Records drawn from a dataset
= Beginning of Section =
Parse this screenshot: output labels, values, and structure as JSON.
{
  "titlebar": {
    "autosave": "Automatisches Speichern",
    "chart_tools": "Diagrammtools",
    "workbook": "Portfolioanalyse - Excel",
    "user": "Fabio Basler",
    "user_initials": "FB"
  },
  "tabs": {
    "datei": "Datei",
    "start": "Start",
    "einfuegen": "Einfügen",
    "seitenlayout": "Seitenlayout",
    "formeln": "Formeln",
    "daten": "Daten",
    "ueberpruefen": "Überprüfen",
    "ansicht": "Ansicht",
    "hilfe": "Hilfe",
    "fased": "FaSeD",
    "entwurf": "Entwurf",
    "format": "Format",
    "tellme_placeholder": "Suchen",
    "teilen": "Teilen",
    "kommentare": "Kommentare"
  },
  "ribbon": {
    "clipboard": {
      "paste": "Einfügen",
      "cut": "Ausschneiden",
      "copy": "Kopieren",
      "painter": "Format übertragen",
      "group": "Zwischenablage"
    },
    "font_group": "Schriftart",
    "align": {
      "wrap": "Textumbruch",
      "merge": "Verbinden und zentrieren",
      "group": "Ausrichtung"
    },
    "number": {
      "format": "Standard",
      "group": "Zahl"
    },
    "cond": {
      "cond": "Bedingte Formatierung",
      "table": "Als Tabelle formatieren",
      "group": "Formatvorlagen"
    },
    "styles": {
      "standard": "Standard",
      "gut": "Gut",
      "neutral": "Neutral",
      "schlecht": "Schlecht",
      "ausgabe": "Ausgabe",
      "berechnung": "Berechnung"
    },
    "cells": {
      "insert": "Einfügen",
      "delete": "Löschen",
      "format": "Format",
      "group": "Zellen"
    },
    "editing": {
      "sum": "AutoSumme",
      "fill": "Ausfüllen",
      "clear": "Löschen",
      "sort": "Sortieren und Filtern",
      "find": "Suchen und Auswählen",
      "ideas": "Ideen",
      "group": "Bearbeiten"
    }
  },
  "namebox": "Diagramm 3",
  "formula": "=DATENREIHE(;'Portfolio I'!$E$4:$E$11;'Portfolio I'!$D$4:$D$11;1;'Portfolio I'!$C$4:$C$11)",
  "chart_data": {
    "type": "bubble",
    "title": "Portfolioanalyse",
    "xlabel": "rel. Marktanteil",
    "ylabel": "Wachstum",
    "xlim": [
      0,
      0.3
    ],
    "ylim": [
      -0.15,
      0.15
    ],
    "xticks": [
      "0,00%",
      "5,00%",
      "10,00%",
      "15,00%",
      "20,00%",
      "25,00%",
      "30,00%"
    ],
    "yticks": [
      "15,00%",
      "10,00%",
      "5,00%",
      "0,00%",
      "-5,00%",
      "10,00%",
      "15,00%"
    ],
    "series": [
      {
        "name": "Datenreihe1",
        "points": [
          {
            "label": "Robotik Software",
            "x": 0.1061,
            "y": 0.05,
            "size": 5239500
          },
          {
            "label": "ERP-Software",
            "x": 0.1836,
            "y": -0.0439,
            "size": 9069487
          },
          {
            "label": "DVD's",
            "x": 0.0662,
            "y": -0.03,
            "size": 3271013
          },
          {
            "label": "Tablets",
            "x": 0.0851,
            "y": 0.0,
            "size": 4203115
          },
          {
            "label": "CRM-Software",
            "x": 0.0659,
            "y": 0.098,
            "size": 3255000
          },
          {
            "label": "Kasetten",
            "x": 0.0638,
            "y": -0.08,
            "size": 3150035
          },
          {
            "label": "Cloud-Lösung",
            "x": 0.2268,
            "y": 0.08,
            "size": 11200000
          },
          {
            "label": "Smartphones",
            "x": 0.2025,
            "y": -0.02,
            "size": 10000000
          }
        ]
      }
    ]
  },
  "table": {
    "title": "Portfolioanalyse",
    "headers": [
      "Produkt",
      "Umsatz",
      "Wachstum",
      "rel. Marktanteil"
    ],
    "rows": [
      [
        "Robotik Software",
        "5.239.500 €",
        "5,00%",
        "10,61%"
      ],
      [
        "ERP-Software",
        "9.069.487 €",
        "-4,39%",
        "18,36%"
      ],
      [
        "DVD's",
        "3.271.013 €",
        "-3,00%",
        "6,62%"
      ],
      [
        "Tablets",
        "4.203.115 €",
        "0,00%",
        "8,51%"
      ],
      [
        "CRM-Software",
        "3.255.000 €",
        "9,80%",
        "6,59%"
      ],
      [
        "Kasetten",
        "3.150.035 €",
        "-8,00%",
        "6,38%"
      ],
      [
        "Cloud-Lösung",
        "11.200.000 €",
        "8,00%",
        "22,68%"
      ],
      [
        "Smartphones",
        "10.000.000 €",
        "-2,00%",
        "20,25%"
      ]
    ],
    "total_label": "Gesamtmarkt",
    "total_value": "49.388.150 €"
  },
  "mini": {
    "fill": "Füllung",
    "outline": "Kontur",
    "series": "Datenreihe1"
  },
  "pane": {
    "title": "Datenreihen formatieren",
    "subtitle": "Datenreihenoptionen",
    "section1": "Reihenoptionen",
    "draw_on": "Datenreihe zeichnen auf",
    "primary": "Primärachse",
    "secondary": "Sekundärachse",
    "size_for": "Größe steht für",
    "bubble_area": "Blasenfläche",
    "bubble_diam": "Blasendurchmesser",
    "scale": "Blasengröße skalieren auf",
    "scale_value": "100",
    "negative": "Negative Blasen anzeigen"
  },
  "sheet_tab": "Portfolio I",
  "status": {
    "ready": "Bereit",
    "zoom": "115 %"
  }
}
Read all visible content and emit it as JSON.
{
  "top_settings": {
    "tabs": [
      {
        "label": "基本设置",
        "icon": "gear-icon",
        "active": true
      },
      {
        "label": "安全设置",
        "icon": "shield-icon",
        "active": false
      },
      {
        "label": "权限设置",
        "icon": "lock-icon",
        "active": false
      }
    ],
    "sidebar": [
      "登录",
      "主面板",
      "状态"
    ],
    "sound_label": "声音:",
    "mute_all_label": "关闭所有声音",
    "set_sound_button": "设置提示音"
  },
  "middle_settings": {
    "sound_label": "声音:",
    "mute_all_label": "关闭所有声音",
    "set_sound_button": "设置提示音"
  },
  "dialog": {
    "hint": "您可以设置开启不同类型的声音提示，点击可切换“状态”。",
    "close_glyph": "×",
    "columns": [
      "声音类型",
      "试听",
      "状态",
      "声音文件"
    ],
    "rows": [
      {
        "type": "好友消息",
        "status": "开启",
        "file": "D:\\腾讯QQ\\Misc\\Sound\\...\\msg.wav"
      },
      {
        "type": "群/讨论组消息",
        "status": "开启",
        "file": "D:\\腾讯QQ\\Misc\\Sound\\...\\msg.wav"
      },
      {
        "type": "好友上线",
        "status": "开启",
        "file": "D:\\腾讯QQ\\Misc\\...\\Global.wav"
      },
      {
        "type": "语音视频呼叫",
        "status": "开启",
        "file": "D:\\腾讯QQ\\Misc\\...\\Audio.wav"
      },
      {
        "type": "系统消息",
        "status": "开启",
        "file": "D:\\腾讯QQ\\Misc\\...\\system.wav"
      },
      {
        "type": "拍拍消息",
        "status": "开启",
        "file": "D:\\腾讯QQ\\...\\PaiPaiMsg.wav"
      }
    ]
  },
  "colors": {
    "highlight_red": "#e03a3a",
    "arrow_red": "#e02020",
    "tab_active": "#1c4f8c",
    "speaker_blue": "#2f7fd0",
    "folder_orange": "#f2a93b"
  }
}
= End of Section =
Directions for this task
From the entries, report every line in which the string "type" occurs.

Result
    "type": "bubble",
        "type": "好友消息",
        "type": "群/讨论组消息",
        "type": "好友上线",
        "type": "语音视频呼叫",
        "type": "系统消息",
        "type": "拍拍消息",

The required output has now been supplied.